way they would like and the opposition are getting nervous. The
referendum campaign has kicked off. People are on the doorstep and the
opposition party did not have leaders and understand what they
are saying. Plenty of tension at the moment. Is it just the heat is
being turned up and they do not know how to respond? There are high
stakes. Stick your head under the covers and it will all passed to
the next phase of the campaign. They will stop saying, he is not
being very nice and I do not like have. We will get to the substance
but we are in that fake area. People are up tight and nervous.
They have got this visceral hatred between Labour and the SNP. Now and
again with events, it does bubble to the surface and it is an ugly
stain in politics and it puts the public offer. -- off.

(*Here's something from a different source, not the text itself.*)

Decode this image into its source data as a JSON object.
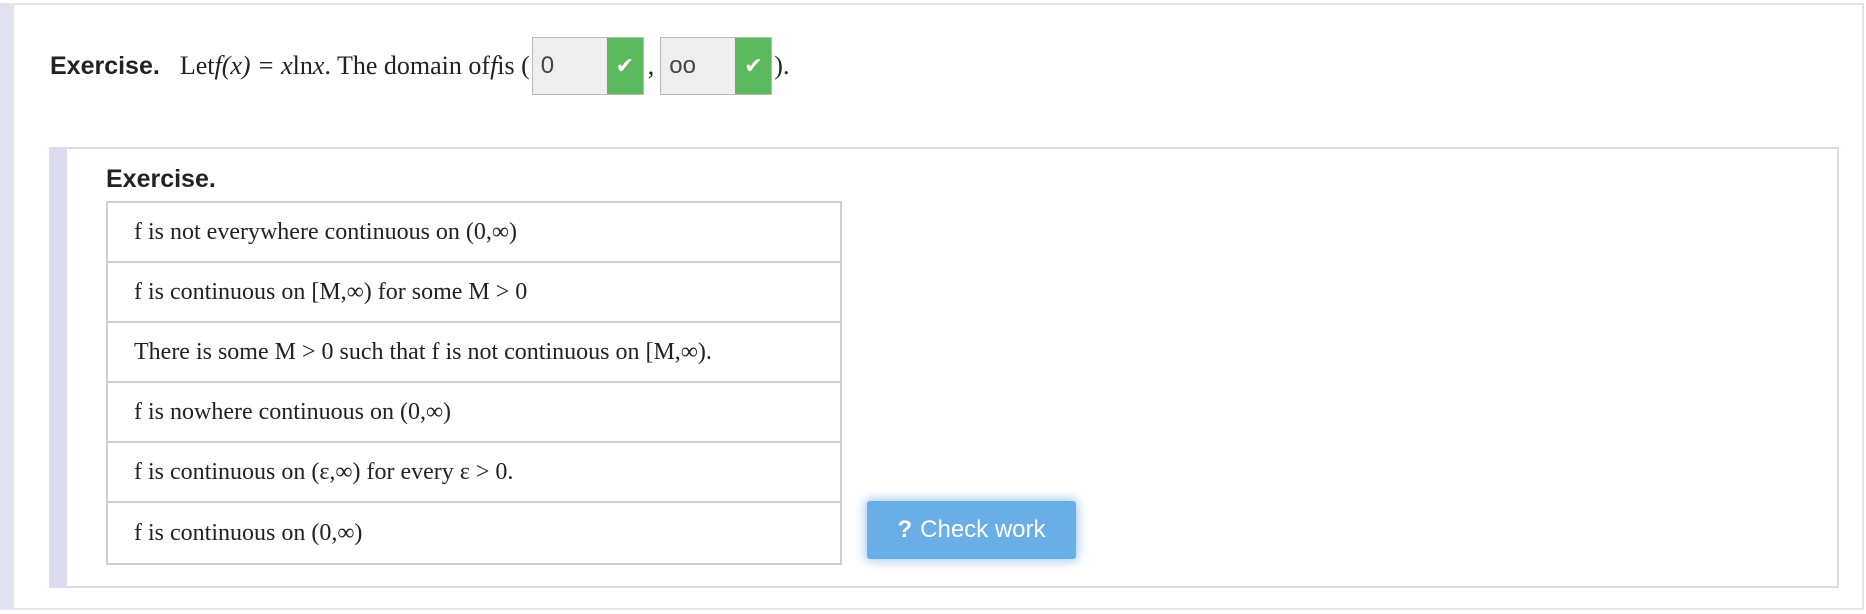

The last
thing we need is for leaders to become upset, confused, bewildered,
I'm joined now by the political analyst, Gerry Hassan. Why is
everything nasty in your view? we take Labour and the SNP into
part of Scottish culture, we have had a bad history. Hatred ever
since 1967. People look at that and they say that it is ingrained.
There is a vociferous hatred. A even visceral hatred?! We have to
look at the wider context. We do not do this very well in like that.
We deal with people different from ourselves. Is it a narrow political
thing? We have got that you among Labour people that the nationalists
are not a political party in the ordinary sense. They want to break
up Britain. You do not deal with them like the Tories. In a way that
is a specific thing about Scottish politics and not a broader thing
about culture. I think it is about how we categorise and label people.
It goes across society and culture and football. But we have got
something specific in the relationship. My argument would be
whatever they do, the Labour hatred goes deeper from top to bottom.
They were the dominant party for years and they were threatened.
This seems illegitimate to them. The first rule of conflict is
understand and empathise the enemy. Do not apologise but they have not
got t first base. What would count as getting to first base? They are
not that different from Labour. The conventional argument is that they
are not that different. But it is much deeper. The Labour view of the
SNP and the wider cultural points are complicated. We have got hatred
on bedside, like Celtic and Labour -- Rangers. We have got a lot of
sinners and not many saints. Is it a lack of balance? We talk about
top-to-bottom hatred. We have got the support of people loving
conspiracy theories. But does the SNP leadership not have the same
attitude towards Labour has Labour do to them? I think that is right
on evidence. If we look at Ian Gray and Ian Davidson. The concept of
separation does not help anybody. Who is in favour? Many nationalists.
Alex Neil or Kenny MacAskill were the last politicians. They are
either brilliant actors or it is genuine. We have got hatred in part
of the movement. Look at institutions like the BBC and the
press. It is not very helpful. want to tell me the much broader
cultural issue and I will not deny you the opportunity. I think we
have got something deep about difference and having lots of
problems with that. We can see that in football, gender and sexuality
and lots of things where people stand out and have a problem.
do you mean people that stand out? To people operate differently? What
about that Japanese phrase about the male getting hammered down? I
did not think we have at here. -- the nail. The politics we are
talking about... We are questioning that. We genuinely tend to get
criticism. We are coming to terms with things like gender and
sexuality. Issues that other sides deal with it more easily.
Sectarianism as well. We have got a very fraught debate and we are not
getting to the issues. But Scotland is a civil society might England.
It is not. -- like England. We have got a much more drink orientated
culture. We have got to deal with these issues and we want to tell
each other comforting stories about ourselves. But with all that venom,
it disguises the fundamentals. will have to leave if there. We
will look at the front pages and will look at the front pages and
start with the Scotsman... This is about British funding for the
Eyemouth which could go to the you resent. -- the International
Monetary Fund. -- the Eurozone. Chaos in the Guardian. The